━━ DATA FOR THIS EXERCISE
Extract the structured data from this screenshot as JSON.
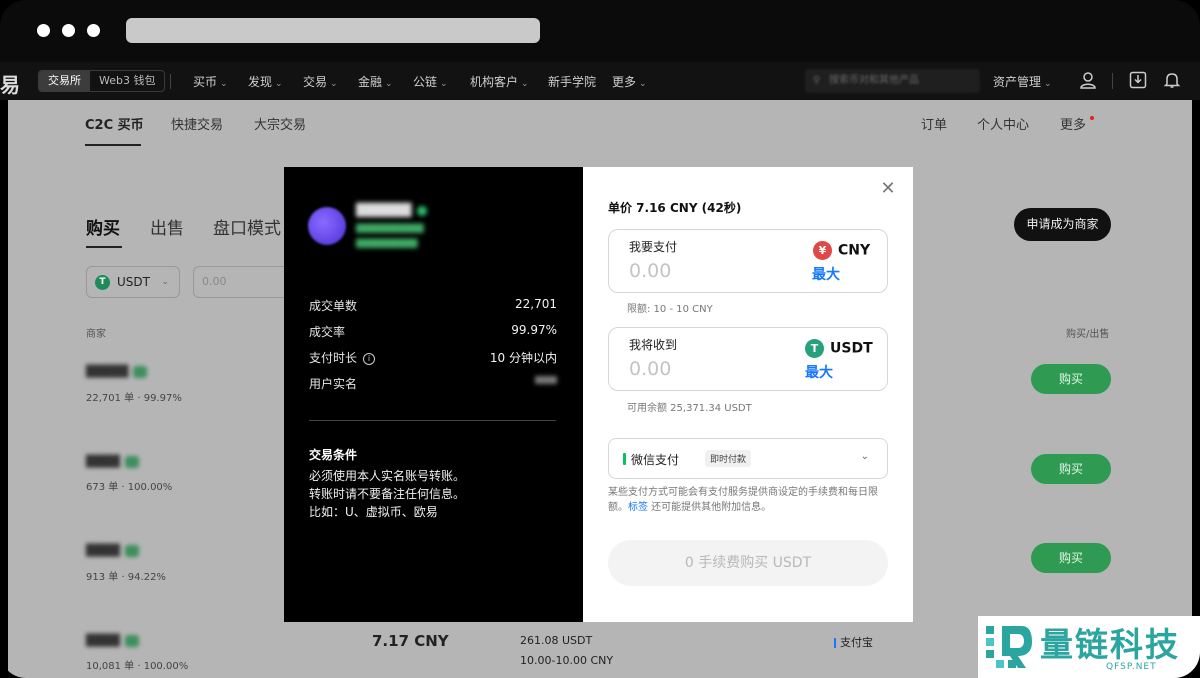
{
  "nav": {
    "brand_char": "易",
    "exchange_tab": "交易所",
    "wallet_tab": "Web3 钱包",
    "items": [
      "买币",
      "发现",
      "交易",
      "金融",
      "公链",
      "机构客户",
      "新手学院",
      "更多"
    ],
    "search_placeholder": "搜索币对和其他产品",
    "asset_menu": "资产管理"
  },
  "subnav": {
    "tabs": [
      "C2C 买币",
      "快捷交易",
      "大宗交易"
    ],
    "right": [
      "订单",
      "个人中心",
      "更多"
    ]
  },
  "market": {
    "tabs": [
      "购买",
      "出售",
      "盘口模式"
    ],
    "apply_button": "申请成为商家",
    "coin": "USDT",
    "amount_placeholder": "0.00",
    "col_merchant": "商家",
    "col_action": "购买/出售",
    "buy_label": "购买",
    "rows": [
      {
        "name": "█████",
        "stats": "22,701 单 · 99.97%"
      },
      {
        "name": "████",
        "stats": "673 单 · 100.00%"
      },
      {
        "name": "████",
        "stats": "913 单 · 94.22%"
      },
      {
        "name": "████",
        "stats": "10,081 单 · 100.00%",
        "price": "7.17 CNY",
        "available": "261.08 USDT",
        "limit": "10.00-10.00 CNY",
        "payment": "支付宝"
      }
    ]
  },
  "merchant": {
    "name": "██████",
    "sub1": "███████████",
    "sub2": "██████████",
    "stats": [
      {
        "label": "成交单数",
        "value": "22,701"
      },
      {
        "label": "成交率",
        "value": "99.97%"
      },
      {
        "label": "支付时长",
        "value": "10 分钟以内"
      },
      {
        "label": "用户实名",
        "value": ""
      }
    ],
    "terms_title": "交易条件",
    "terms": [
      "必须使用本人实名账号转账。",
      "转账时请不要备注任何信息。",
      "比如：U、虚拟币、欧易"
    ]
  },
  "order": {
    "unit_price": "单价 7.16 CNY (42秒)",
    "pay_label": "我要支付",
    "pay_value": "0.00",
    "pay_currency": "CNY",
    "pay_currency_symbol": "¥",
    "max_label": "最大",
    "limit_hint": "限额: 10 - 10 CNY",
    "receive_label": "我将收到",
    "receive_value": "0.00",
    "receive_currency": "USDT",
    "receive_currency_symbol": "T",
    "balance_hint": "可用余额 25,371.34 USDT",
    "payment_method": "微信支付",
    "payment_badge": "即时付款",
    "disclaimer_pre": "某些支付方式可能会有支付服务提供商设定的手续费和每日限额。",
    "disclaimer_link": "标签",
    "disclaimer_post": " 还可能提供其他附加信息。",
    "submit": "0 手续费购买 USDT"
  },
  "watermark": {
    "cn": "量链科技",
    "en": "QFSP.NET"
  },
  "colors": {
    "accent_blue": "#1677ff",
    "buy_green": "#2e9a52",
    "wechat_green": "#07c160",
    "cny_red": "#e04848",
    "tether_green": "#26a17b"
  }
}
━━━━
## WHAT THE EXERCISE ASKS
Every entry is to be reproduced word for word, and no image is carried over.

## ANSWER FOR THE TASK
Extract the structured data from this screenshot as JSON.
{
  "nav": {
    "brand_char": "易",
    "exchange_tab": "交易所",
    "wallet_tab": "Web3 钱包",
    "items": [
      "买币",
      "发现",
      "交易",
      "金融",
      "公链",
      "机构客户",
      "新手学院",
      "更多"
    ],
    "search_placeholder": "搜索币对和其他产品",
    "asset_menu": "资产管理"
  },
  "subnav": {
    "tabs": [
      "C2C 买币",
      "快捷交易",
      "大宗交易"
    ],
    "right": [
      "订单",
      "个人中心",
      "更多"
    ]
  },
  "market": {
    "tabs": [
      "购买",
      "出售",
      "盘口模式"
    ],
    "apply_button": "申请成为商家",
    "coin": "USDT",
    "amount_placeholder": "0.00",
    "col_merchant": "商家",
    "col_action": "购买/出售",
    "buy_label": "购买",
    "rows": [
      {
        "name": "█████",
        "stats": "22,701 单 · 99.97%"
      },
      {
        "name": "████",
        "stats": "673 单 · 100.00%"
      },
      {
        "name": "████",
        "stats": "913 单 · 94.22%"
      },
      {
        "name": "████",
        "stats": "10,081 单 · 100.00%",
        "price": "7.17 CNY",
        "available": "261.08 USDT",
        "limit": "10.00-10.00 CNY",
        "payment": "支付宝"
      }
    ]
  },
  "merchant": {
    "name": "██████",
    "sub1": "███████████",
    "sub2": "██████████",
    "stats": [
      {
        "label": "成交单数",
        "value": "22,701"
      },
      {
        "label": "成交率",
        "value": "99.97%"
      },
      {
        "label": "支付时长",
        "value": "10 分钟以内"
      },
      {
        "label": "用户实名",
        "value": ""
      }
    ],
    "terms_title": "交易条件",
    "terms": [
      "必须使用本人实名账号转账。",
      "转账时请不要备注任何信息。",
      "比如：U、虚拟币、欧易"
    ]
  },
  "order": {
    "unit_price": "单价 7.16 CNY (42秒)",
    "pay_label": "我要支付",
    "pay_value": "0.00",
    "pay_currency": "CNY",
    "pay_currency_symbol": "¥",
    "max_label": "最大",
    "limit_hint": "限额: 10 - 10 CNY",
    "receive_label": "我将收到",
    "receive_value": "0.00",
    "receive_currency": "USDT",
    "receive_currency_symbol": "T",
    "balance_hint": "可用余额 25,371.34 USDT",
    "payment_method": "微信支付",
    "payment_badge": "即时付款",
    "disclaimer_pre": "某些支付方式可能会有支付服务提供商设定的手续费和每日限额。",
    "disclaimer_link": "标签",
    "disclaimer_post": " 还可能提供其他附加信息。",
    "submit": "0 手续费购买 USDT"
  },
  "watermark": {
    "cn": "量链科技",
    "en": "QFSP.NET"
  },
  "colors": {
    "accent_blue": "#1677ff",
    "buy_green": "#2e9a52",
    "wechat_green": "#07c160",
    "cny_red": "#e04848",
    "tether_green": "#26a17b"
  }
}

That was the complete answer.